Which is why, when one of my best friends suggested we Shrink all the Dinks the other day, I heartedly agreed with and backed the plan. We’re mature, elegant, artistic adults! We don’t need any stinking, ready made sheets. We would strike forth to create our own magical, perhaps even lucky, charms.
Our journey took us to Michaels, which we knew would have to have Shrinky Dinks. A knowledgeable guide provided safe passage to the correct aisle and, after some debate, we had acquired the sheets. Collecting the Sharpees to color them in proved harder. Can you believe, in some areas of Chicago, Michaels locks up the Sharpees?

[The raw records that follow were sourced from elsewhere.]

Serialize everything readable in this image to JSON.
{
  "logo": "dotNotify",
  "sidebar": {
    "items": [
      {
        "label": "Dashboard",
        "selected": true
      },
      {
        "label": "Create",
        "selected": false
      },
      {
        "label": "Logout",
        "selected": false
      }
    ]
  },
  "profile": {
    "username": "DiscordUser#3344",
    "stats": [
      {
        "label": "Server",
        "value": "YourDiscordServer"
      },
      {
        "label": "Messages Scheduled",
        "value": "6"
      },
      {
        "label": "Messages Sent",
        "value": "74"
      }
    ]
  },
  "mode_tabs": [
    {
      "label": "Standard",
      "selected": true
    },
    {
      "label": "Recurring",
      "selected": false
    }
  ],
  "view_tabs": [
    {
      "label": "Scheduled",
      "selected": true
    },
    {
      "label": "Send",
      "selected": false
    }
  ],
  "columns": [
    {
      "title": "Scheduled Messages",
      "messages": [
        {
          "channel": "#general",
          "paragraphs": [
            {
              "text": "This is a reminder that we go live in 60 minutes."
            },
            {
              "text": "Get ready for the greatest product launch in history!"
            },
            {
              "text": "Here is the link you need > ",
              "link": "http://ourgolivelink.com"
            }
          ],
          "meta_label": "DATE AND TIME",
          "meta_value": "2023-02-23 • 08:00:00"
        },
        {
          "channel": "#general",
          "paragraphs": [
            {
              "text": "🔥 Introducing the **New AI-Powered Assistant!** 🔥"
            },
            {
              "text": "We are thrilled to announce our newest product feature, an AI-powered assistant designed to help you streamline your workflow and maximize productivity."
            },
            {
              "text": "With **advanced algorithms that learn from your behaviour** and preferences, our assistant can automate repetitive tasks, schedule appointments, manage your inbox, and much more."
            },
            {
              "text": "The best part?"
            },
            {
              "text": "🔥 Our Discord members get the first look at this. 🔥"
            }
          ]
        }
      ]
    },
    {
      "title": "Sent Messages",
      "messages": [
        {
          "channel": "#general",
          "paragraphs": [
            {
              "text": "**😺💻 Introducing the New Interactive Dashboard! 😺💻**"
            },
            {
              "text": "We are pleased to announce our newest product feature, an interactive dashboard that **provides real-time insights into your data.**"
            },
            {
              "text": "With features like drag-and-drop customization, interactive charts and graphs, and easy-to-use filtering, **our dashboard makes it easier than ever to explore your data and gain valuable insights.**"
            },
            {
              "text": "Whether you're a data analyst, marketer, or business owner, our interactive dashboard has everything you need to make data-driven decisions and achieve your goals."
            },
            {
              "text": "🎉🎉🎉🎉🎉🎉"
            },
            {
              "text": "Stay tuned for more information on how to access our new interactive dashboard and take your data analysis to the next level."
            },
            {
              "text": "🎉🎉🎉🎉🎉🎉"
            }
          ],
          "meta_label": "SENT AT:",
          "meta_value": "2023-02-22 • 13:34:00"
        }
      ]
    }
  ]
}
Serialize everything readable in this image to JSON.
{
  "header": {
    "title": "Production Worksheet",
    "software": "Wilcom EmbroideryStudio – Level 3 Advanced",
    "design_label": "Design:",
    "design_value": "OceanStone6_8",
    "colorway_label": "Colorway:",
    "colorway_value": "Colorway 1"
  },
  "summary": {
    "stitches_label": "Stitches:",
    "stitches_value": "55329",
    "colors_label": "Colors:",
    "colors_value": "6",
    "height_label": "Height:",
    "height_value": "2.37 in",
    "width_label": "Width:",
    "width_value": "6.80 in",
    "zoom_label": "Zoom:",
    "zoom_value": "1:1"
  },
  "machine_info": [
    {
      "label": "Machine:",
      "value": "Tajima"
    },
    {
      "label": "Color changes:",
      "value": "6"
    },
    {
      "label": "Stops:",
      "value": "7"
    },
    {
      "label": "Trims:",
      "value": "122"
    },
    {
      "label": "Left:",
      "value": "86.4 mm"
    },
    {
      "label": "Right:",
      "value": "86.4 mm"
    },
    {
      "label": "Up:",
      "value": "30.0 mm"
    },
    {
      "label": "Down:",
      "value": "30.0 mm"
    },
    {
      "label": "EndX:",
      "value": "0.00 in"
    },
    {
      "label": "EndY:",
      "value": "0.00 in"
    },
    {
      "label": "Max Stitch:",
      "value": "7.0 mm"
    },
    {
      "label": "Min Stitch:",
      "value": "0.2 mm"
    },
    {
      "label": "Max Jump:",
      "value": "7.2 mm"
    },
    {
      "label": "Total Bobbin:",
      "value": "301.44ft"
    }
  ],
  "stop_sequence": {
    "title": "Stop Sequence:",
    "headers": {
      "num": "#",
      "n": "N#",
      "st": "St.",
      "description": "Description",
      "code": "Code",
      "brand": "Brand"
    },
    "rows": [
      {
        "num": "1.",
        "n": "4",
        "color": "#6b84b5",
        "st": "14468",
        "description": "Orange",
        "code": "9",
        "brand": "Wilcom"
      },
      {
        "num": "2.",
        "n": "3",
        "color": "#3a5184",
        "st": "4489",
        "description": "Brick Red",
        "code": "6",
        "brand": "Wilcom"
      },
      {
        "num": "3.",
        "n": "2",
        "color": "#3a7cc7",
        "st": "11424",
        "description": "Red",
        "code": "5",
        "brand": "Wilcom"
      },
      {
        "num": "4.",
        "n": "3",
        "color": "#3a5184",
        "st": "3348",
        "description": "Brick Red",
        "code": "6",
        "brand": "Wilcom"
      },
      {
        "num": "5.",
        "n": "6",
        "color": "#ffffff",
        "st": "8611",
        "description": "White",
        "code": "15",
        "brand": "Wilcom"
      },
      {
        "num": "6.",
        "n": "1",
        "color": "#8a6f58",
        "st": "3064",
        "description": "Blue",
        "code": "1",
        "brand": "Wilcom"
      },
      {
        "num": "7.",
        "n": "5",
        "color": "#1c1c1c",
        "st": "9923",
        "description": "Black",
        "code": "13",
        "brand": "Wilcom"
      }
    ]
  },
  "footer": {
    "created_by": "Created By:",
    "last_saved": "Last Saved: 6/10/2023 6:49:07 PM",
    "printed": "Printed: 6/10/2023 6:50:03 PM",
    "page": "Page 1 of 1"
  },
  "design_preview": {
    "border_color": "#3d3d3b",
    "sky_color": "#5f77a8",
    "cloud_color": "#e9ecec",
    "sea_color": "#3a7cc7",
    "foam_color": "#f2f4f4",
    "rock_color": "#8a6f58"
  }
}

Apparently, there were… incidents. Let’s not get into them.
The funny thing about a communal art project is that you suddenly get an inflated self-image. We knew all about Shrinky Dinks. We’d made them as kids. We had this. There were at least 20 years of knowledge and experience between our last Dink Shrinking escapade and now. We were of the delusion this would be easy. Not to say that it wasn’t, but that some people were better than others. For example, this is a picture of my in-progress Dinks.
To compare, a certain, show-off-y friend who might just be a professional artist decided to Shrink these Dinks.
The second issue came when it was time to begin the Shrinky Dink process. They become the teeniest, most adorable things ever after being placed in an oven or toaster oven. We had access to the later, and were prepared to watch the magic happen. First, however, we prepared sacrifice charms. I would offer up my Rosie (from Animal Crossing: New Leaf) head and one of my friends agreed to put her cockatiel inside.
We watched, we waited, and it seemingly failed.
Yes, failed. The Dinks certainly shrank a bit, but also curved and contorted. Distraught (and impatient), we withdrew our sacrifices and attempted to gently bend them into a proper position. (A choice quote for this moment was, “Why didn’t this work?” ) We attempted to gently bend them into shape for a few minutes. Meanwhile, our more reasonable friend sought the advice of the Great Google, discovered that it needed more like 2-3 minutes, rather than the single minute mentioned in the instructions, and we went on to shrink 15 of the cutest, teeniest Shrinky Dinks ever.